I reached out to the Center for Disease Control (CDC) regarding their role in identifying cancer clusters in a population that wasn’t stationary for very long. I wanted to know because my Marine family was also stationed in Beaufort and we lived aboard Laurel Bay as well….for EIGHT YEARS. In my inquiry, I posed the question:
“How does the CDC determine if there is an unusual spike or trend in a diagnosis based on a specific location when those individuals aren’t diagnosed until after a relocation? How can a correlation between hazardous contamination and subsequent cancer diagnosis (or cluster of diagnosis) be made if that population isn’t stationary long enough to determine a correlation?”
I received a fairly generic response that didn’t even address the mobility of the military community. They stated that state health agencies are the “first level of response,” meaning the states are responsible for identifying potential clusters and then follow up with the CDC. According to their response:
“A cancer cluster is a greater-than-expected number of cancer cases that occur:
A. Within a group of people;
B. In a geographic area; or
C. Over a period of time.”
If a diagnosis is only tracked in the state a person is diagnosed in, the potential cause could (and does) go unaddressed. The CDC, along with state health agencies, should start looking at different ways to track the health events that impact our community across the board.
As of today, even with the recent push of new information from base officials, there is still much confusion in the Laurel Bay Community. Residents have reported they will call one point of contact only to be referred to someone else, or their inquiries aren’t being addressed. Conflicting information is being given about specific resident addresses and some residents have reported never receiving information on their soil sample results…only to be told later that their levels were high and are still being investigated.
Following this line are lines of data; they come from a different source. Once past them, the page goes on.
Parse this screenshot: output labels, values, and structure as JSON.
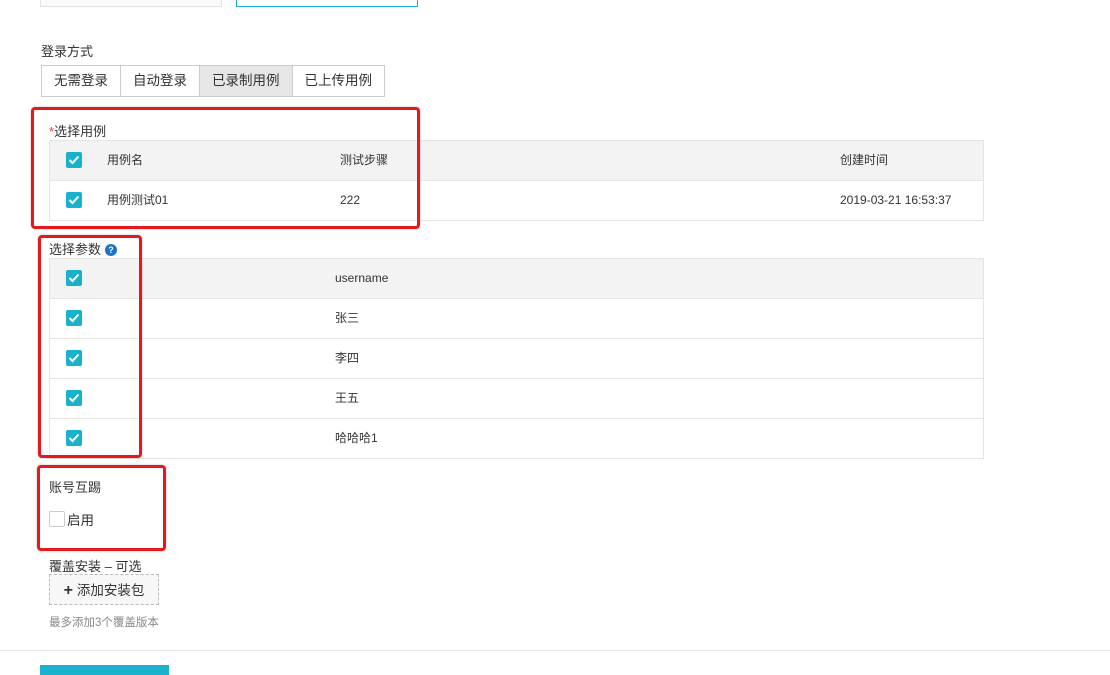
{
  "login_mode": {
    "label": "登录方式",
    "options": [
      "无需登录",
      "自动登录",
      "已录制用例",
      "已上传用例"
    ],
    "selected_index": 2
  },
  "select_case": {
    "required_mark": "*",
    "label": "选择用例",
    "columns": [
      "用例名",
      "测试步骤",
      "创建时间"
    ],
    "header_checked": true,
    "rows": [
      {
        "checked": true,
        "name": "用例测试01",
        "steps": "222",
        "created": "2019-03-21 16:53:37"
      }
    ]
  },
  "select_params": {
    "label": "选择参数",
    "help_icon": "question-circle-icon",
    "column": "username",
    "header_checked": true,
    "rows": [
      {
        "checked": true,
        "value": "张三"
      },
      {
        "checked": true,
        "value": "李四"
      },
      {
        "checked": true,
        "value": "王五"
      },
      {
        "checked": true,
        "value": "哈哈哈1"
      }
    ]
  },
  "account_kick": {
    "label": "账号互踢",
    "checkbox_label": "启用",
    "checked": false
  },
  "overwrite_install": {
    "label": "覆盖安装 – 可选",
    "add_button_label": "添加安装包",
    "add_icon": "plus-icon",
    "hint": "最多添加3个覆盖版本"
  },
  "colors": {
    "accent": "#19b1cc",
    "highlight_box": "#e3191d",
    "required": "#e5403b",
    "help_icon": "#1a73c9"
  }
}
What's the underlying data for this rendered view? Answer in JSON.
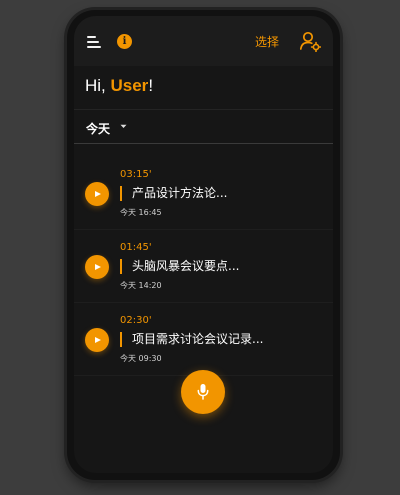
{
  "header": {
    "info_label": "i",
    "select_label": "选择"
  },
  "greeting": {
    "prefix": "Hi, ",
    "name": "User",
    "suffix": "!"
  },
  "filter": {
    "label": "今天"
  },
  "recordings": [
    {
      "duration": "03:15'",
      "title": "产品设计方法论...",
      "time": "今天 16:45"
    },
    {
      "duration": "01:45'",
      "title": "头脑风暴会议要点...",
      "time": "今天 14:20"
    },
    {
      "duration": "02:30'",
      "title": "项目需求讨论会议记录...",
      "time": "今天 09:30"
    }
  ],
  "colors": {
    "accent": "#f29500",
    "background": "#161616"
  }
}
The entire purpose of this article and the goal of the families involved, is to promote awareness to those who have and do live aboard the installation. At this point all parties are cooperating with one another, but families are looking for more transparency in the process, to include notifying new residents so they are able to make informed decisions about their living arrangements. They would also like the option, depending on the circumstances, to be let out of their leases if contamination is found, and for investigation officials to have a more aggressive approach to outreach.
From the families involved and their perspectives, they just want answers and they want to inform others to make sure this doesn’t happen to other families. Melany and Amanda, as well as the other families, just want to make sure that other families don’t go through what they had to endure.because even ONE more cancer diagnosis is one too many.
If you or someone you know believe your family may be affected, message the administrator of the Concerned Military Families United By Pediatric Cancer on Facebook.
For more information about childhood cancer, visit the link here.